- _PROVIDED MATERIAL_
━━━━

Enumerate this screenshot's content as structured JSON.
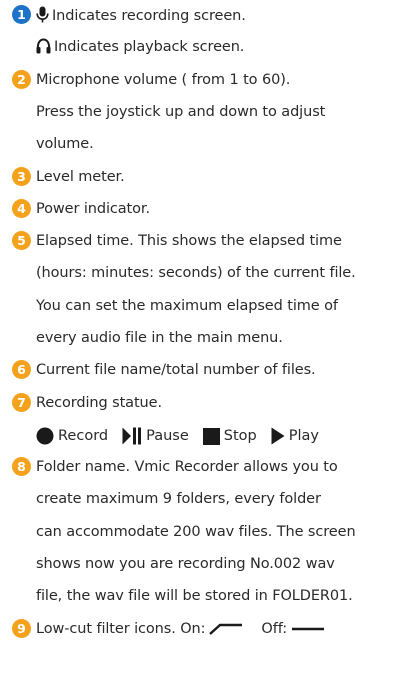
{
  "colors": {
    "badge_primary": "#1e73c8",
    "badge_accent": "#f4a21c",
    "text": "#2a2a2a",
    "icon": "#1a1a1a"
  },
  "items": [
    {
      "number": "1",
      "badge_color": "#1e73c8",
      "lines": [
        {
          "icon": "microphone-icon",
          "text": "Indicates recording screen."
        },
        {
          "icon": "headphones-icon",
          "text": "Indicates playback screen."
        }
      ]
    },
    {
      "number": "2",
      "badge_color": "#f4a21c",
      "lines": [
        {
          "text": "Microphone volume ( from 1 to 60)."
        },
        {
          "text": "Press the joystick up and down to adjust"
        },
        {
          "text": "volume."
        }
      ]
    },
    {
      "number": "3",
      "badge_color": "#f4a21c",
      "lines": [
        {
          "text": "Level meter."
        }
      ]
    },
    {
      "number": "4",
      "badge_color": "#f4a21c",
      "lines": [
        {
          "text": "Power indicator."
        }
      ]
    },
    {
      "number": "5",
      "badge_color": "#f4a21c",
      "lines": [
        {
          "text": "Elapsed time. This shows the elapsed time"
        },
        {
          "text": "(hours: minutes: seconds) of the current file."
        },
        {
          "text": "You can set the maximum elapsed time of"
        },
        {
          "text": "every audio file in the main menu."
        }
      ]
    },
    {
      "number": "6",
      "badge_color": "#f4a21c",
      "lines": [
        {
          "text": "Current file name/total number of files."
        }
      ]
    },
    {
      "number": "7",
      "badge_color": "#f4a21c",
      "lines": [
        {
          "text": "Recording statue."
        }
      ],
      "statuses": [
        {
          "icon": "record-icon",
          "label": "Record"
        },
        {
          "icon": "pause-icon",
          "label": "Pause"
        },
        {
          "icon": "stop-icon",
          "label": "Stop"
        },
        {
          "icon": "play-icon",
          "label": "Play"
        }
      ]
    },
    {
      "number": "8",
      "badge_color": "#f4a21c",
      "lines": [
        {
          "text": "Folder name. Vmic Recorder allows you to"
        },
        {
          "text": "create maximum 9 folders, every folder"
        },
        {
          "text": "can accommodate 200 wav files. The screen"
        },
        {
          "text": "shows now you are recording No.002 wav"
        },
        {
          "text": "file, the wav file will be stored in FOLDER01."
        }
      ]
    },
    {
      "number": "9",
      "badge_color": "#f4a21c",
      "lines": [
        {
          "text": "Low-cut filter icons. On:"
        }
      ],
      "off_label": "Off:"
    }
  ]
}
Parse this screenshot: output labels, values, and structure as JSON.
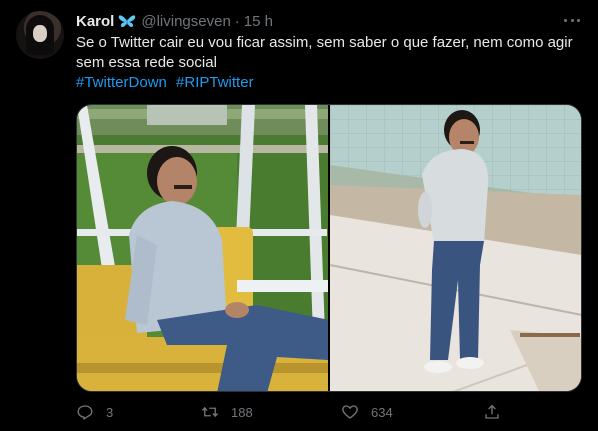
{
  "tweet": {
    "display_name": "Karol",
    "badge_icon": "butterfly-icon",
    "handle": "@livingseven",
    "separator": "·",
    "time": "15 h",
    "text_line1": "Se o Twitter cair eu vou ficar assim, sem saber o que fazer, nem como agir",
    "text_line2": "sem essa rede social",
    "hashtags": [
      "#TwitterDown",
      "#RIPTwitter"
    ],
    "reply_count": "3",
    "retweet_count": "188",
    "like_count": "634"
  },
  "colors": {
    "background": "#000000",
    "text": "#e7e9ea",
    "muted": "#71767b",
    "link": "#1d9bf0",
    "badge": "#5ec8f5"
  }
}
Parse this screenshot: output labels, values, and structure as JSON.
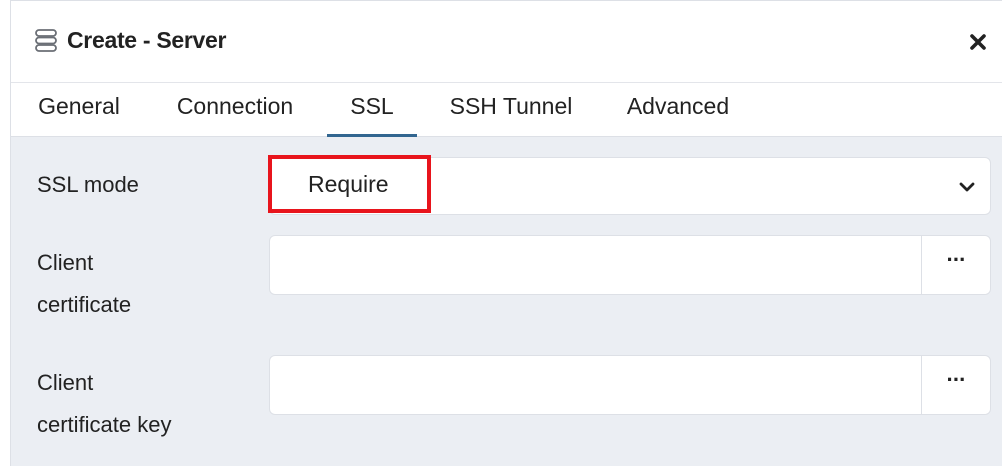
{
  "dialog": {
    "title": "Create - Server",
    "title_icon": "server-icon",
    "close_icon": "close-icon"
  },
  "tabs": [
    {
      "label": "General",
      "active": false
    },
    {
      "label": "Connection",
      "active": false
    },
    {
      "label": "SSL",
      "active": true
    },
    {
      "label": "SSH Tunnel",
      "active": false
    },
    {
      "label": "Advanced",
      "active": false
    }
  ],
  "form": {
    "ssl_mode": {
      "label": "SSL mode",
      "value": "Require",
      "icon": "chevron-down-icon"
    },
    "client_certificate": {
      "label_line1": "Client",
      "label_line2": "certificate",
      "value": "",
      "browse_label": "···"
    },
    "client_certificate_key": {
      "label_line1": "Client",
      "label_line2": "certificate key",
      "value": "",
      "browse_label": "···"
    }
  },
  "colors": {
    "active_tab_underline": "#326690",
    "content_background": "#ebeef3",
    "highlight_border": "#e8141c"
  }
}
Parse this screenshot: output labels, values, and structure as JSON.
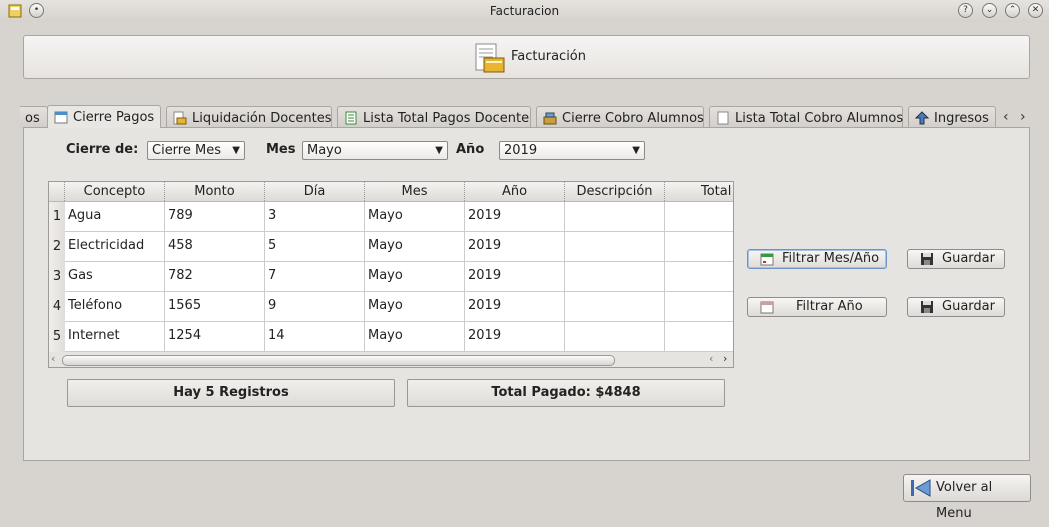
{
  "window": {
    "title": "Facturacion"
  },
  "header": {
    "title": "Facturación"
  },
  "tabs": [
    {
      "label": "os"
    },
    {
      "label": "Cierre Pagos"
    },
    {
      "label": "Liquidación Docentes"
    },
    {
      "label": "Lista Total Pagos Docente"
    },
    {
      "label": "Cierre Cobro Alumnos"
    },
    {
      "label": "Lista Total Cobro Alumnos"
    },
    {
      "label": "Ingresos"
    }
  ],
  "filters": {
    "cierre_label": "Cierre de:",
    "cierre_value": "Cierre Mes",
    "mes_label": "Mes",
    "mes_value": "Mayo",
    "anio_label": "Año",
    "anio_value": "2019"
  },
  "table": {
    "columns": [
      "Concepto",
      "Monto",
      "Día",
      "Mes",
      "Año",
      "Descripción",
      "Total"
    ],
    "rows": [
      {
        "n": "1",
        "concepto": "Agua",
        "monto": "789",
        "dia": "3",
        "mes": "Mayo",
        "anio": "2019"
      },
      {
        "n": "2",
        "concepto": "Electricidad",
        "monto": "458",
        "dia": "5",
        "mes": "Mayo",
        "anio": "2019"
      },
      {
        "n": "3",
        "concepto": "Gas",
        "monto": "782",
        "dia": "7",
        "mes": "Mayo",
        "anio": "2019"
      },
      {
        "n": "4",
        "concepto": "Teléfono",
        "monto": "1565",
        "dia": "9",
        "mes": "Mayo",
        "anio": "2019"
      },
      {
        "n": "5",
        "concepto": "Internet",
        "monto": "1254",
        "dia": "14",
        "mes": "Mayo",
        "anio": "2019"
      }
    ]
  },
  "actions": {
    "filtrar_mes_anio": "Filtrar Mes/Año",
    "filtrar_anio": "Filtrar Año",
    "guardar": "Guardar"
  },
  "summary": {
    "registros": "Hay 5 Registros",
    "total": "Total Pagado: $4848"
  },
  "footer": {
    "back_label": "Volver al Menu"
  }
}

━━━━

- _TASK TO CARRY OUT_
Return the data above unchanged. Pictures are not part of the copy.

- _EXERCISE OUTPUT_
Enumerate this screenshot's content as structured JSON.
{
  "colors": {
    "badge_primary": "#1e73c8",
    "badge_accent": "#f4a21c",
    "text": "#2a2a2a",
    "icon": "#1a1a1a"
  },
  "items": [
    {
      "number": "1",
      "badge_color": "#1e73c8",
      "lines": [
        {
          "icon": "microphone-icon",
          "text": "Indicates recording screen."
        },
        {
          "icon": "headphones-icon",
          "text": "Indicates playback screen."
        }
      ]
    },
    {
      "number": "2",
      "badge_color": "#f4a21c",
      "lines": [
        {
          "text": "Microphone volume ( from 1 to 60)."
        },
        {
          "text": "Press the joystick up and down to adjust"
        },
        {
          "text": "volume."
        }
      ]
    },
    {
      "number": "3",
      "badge_color": "#f4a21c",
      "lines": [
        {
          "text": "Level meter."
        }
      ]
    },
    {
      "number": "4",
      "badge_color": "#f4a21c",
      "lines": [
        {
          "text": "Power indicator."
        }
      ]
    },
    {
      "number": "5",
      "badge_color": "#f4a21c",
      "lines": [
        {
          "text": "Elapsed time. This shows the elapsed time"
        },
        {
          "text": "(hours: minutes: seconds) of the current file."
        },
        {
          "text": "You can set the maximum elapsed time of"
        },
        {
          "text": "every audio file in the main menu."
        }
      ]
    },
    {
      "number": "6",
      "badge_color": "#f4a21c",
      "lines": [
        {
          "text": "Current file name/total number of files."
        }
      ]
    },
    {
      "number": "7",
      "badge_color": "#f4a21c",
      "lines": [
        {
          "text": "Recording statue."
        }
      ],
      "statuses": [
        {
          "icon": "record-icon",
          "label": "Record"
        },
        {
          "icon": "pause-icon",
          "label": "Pause"
        },
        {
          "icon": "stop-icon",
          "label": "Stop"
        },
        {
          "icon": "play-icon",
          "label": "Play"
        }
      ]
    },
    {
      "number": "8",
      "badge_color": "#f4a21c",
      "lines": [
        {
          "text": "Folder name. Vmic Recorder allows you to"
        },
        {
          "text": "create maximum 9 folders, every folder"
        },
        {
          "text": "can accommodate 200 wav files. The screen"
        },
        {
          "text": "shows now you are recording No.002 wav"
        },
        {
          "text": "file, the wav file will be stored in FOLDER01."
        }
      ]
    },
    {
      "number": "9",
      "badge_color": "#f4a21c",
      "lines": [
        {
          "text": "Low-cut filter icons. On:"
        }
      ],
      "off_label": "Off:"
    }
  ]
}
Parse this screenshot: output labels, values, and structure as JSON.
{
  "tweet": {
    "display_name": "Karol",
    "badge_icon": "butterfly-icon",
    "handle": "@livingseven",
    "separator": "·",
    "time": "15 h",
    "text_line1": "Se o Twitter cair eu vou ficar assim, sem saber o que fazer, nem como agir",
    "text_line2": "sem essa rede social",
    "hashtags": [
      "#TwitterDown",
      "#RIPTwitter"
    ],
    "reply_count": "3",
    "retweet_count": "188",
    "like_count": "634"
  },
  "colors": {
    "background": "#000000",
    "text": "#e7e9ea",
    "muted": "#71767b",
    "link": "#1d9bf0",
    "badge": "#5ec8f5"
  }
}
Parse this screenshot: output labels, values, and structure as JSON.
{
  "dialog": {
    "title": "Create - Server",
    "title_icon": "server-icon",
    "close_icon": "close-icon"
  },
  "tabs": [
    {
      "label": "General",
      "active": false
    },
    {
      "label": "Connection",
      "active": false
    },
    {
      "label": "SSL",
      "active": true
    },
    {
      "label": "SSH Tunnel",
      "active": false
    },
    {
      "label": "Advanced",
      "active": false
    }
  ],
  "form": {
    "ssl_mode": {
      "label": "SSL mode",
      "value": "Require",
      "icon": "chevron-down-icon"
    },
    "client_certificate": {
      "label_line1": "Client",
      "label_line2": "certificate",
      "value": "",
      "browse_label": "···"
    },
    "client_certificate_key": {
      "label_line1": "Client",
      "label_line2": "certificate key",
      "value": "",
      "browse_label": "···"
    }
  },
  "colors": {
    "active_tab_underline": "#326690",
    "content_background": "#ebeef3",
    "highlight_border": "#e8141c"
  }
}
Parse this screenshot: output labels, values, and structure as JSON.
{
  "window": {
    "title": "Facturacion"
  },
  "header": {
    "title": "Facturación"
  },
  "tabs": [
    {
      "label": "os"
    },
    {
      "label": "Cierre Pagos"
    },
    {
      "label": "Liquidación Docentes"
    },
    {
      "label": "Lista Total Pagos Docente"
    },
    {
      "label": "Cierre Cobro Alumnos"
    },
    {
      "label": "Lista Total Cobro Alumnos"
    },
    {
      "label": "Ingresos"
    }
  ],
  "filters": {
    "cierre_label": "Cierre de:",
    "cierre_value": "Cierre Mes",
    "mes_label": "Mes",
    "mes_value": "Mayo",
    "anio_label": "Año",
    "anio_value": "2019"
  },
  "table": {
    "columns": [
      "Concepto",
      "Monto",
      "Día",
      "Mes",
      "Año",
      "Descripción",
      "Total"
    ],
    "rows": [
      {
        "n": "1",
        "concepto": "Agua",
        "monto": "789",
        "dia": "3",
        "mes": "Mayo",
        "anio": "2019"
      },
      {
        "n": "2",
        "concepto": "Electricidad",
        "monto": "458",
        "dia": "5",
        "mes": "Mayo",
        "anio": "2019"
      },
      {
        "n": "3",
        "concepto": "Gas",
        "monto": "782",
        "dia": "7",
        "mes": "Mayo",
        "anio": "2019"
      },
      {
        "n": "4",
        "concepto": "Teléfono",
        "monto": "1565",
        "dia": "9",
        "mes": "Mayo",
        "anio": "2019"
      },
      {
        "n": "5",
        "concepto": "Internet",
        "monto": "1254",
        "dia": "14",
        "mes": "Mayo",
        "anio": "2019"
      }
    ]
  },
  "actions": {
    "filtrar_mes_anio": "Filtrar Mes/Año",
    "filtrar_anio": "Filtrar Año",
    "guardar": "Guardar"
  },
  "summary": {
    "registros": "Hay 5 Registros",
    "total": "Total Pagado: $4848"
  },
  "footer": {
    "back_label": "Volver al Menu"
  }
}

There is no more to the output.